A Hammer toes
is a deformity that causes your toe to bend or curl downward instead of
pointing forward. This deformity can affect any toe on your foot; however, it most often affects the second toe or third toe. Although a hammertoe may be present at birth, it usually develops over
time due to wearing ill-fitting shoes or arthritis. In most cases, a hammertoe is treatable.
People who are born with long bones in their toes are more likely to develop hammer toe. Children who wear shoes they have outgrown may develop this condition. People who wear very narrow shoes or
high-heeled shoes are also more likely to develop a hammer toe. Sometimes, pressure from a bunion can cause hammer toe. Rheumatoid arthritis is another a risk factor.

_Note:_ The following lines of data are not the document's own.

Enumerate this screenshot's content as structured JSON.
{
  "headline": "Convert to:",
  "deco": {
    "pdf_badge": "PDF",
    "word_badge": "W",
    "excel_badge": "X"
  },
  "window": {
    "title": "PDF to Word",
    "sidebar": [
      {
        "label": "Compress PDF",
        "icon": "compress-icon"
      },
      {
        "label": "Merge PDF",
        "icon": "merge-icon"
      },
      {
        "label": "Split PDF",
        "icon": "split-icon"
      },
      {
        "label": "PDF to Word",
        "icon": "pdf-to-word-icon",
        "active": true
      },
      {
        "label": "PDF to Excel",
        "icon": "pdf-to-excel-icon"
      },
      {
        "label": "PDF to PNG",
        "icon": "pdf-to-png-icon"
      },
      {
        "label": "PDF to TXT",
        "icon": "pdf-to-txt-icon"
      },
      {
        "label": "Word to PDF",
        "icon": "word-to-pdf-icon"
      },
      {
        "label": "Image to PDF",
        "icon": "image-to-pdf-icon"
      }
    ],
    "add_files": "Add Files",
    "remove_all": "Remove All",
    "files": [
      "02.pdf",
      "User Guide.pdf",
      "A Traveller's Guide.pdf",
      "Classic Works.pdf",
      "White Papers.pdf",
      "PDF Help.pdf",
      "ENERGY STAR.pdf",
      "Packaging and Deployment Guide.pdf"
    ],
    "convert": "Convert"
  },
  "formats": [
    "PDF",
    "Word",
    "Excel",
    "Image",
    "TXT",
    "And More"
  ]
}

The most obvious sign of hammertoes are bent toes, other symptoms may include pain and stiffness during movement of the toe. Painful corns on the tops of the toe or toes from rubbing against the top
of the shoe's toe box. Painful calluses Hammer toe
on the bottoms of the toe or toes.
Pain on the bottom of the ball of the foot. Redness and swelling at the joints.
Although hammertoes are readily apparent, to arrive at a diagnosis the foot and ankle surgeon will obtain a thorough history of your symptoms and examine your foot. During the physical examination,
the doctor may attempt to reproduce your symptoms by manipulating your foot and will study the contractures of the toes. In addition, the foot and ankle surgeon may take x-rays to determine the
degree of the deformities and assess any changes that may have occurred.
Non Surgical Treatment
A person with hammer toes will be asked to practice some exercises for their toes to regain average structure and movement. The exercises usually involve stretching and strengthening their toes. The
person may attempt to pick things up off the floor using only their toes. They may also stretch their toes on a regular basis by hand to ease them into straightening out. Another example of a
physical exercise specifically for a person's toes involves crumpling a towel with the toes. The towel can lie underneath the person's feet and the person can use their toes to scrunch up the towel
as they perform simple tasks such as reading a book or watching television.
If these treatments are not sufficient at correcting the hammer toe, an operation to straighten the toe may be necessary. This is often performed in conjunction with surgery for a bunion deformity.
The surgical treatment of a hammer toe can consist of either cutting the tendons to relieve the pressure that causes the deformity, or fusing the toe so that it points straight permanently.
Although there is little doubt shoes are responsible for causing corns, the size, shape and other characteristics of our feet are hereditary. A severe bunion may cause a hammertoe, as the great toe
twists over or under the second toe, causing it to dislocate.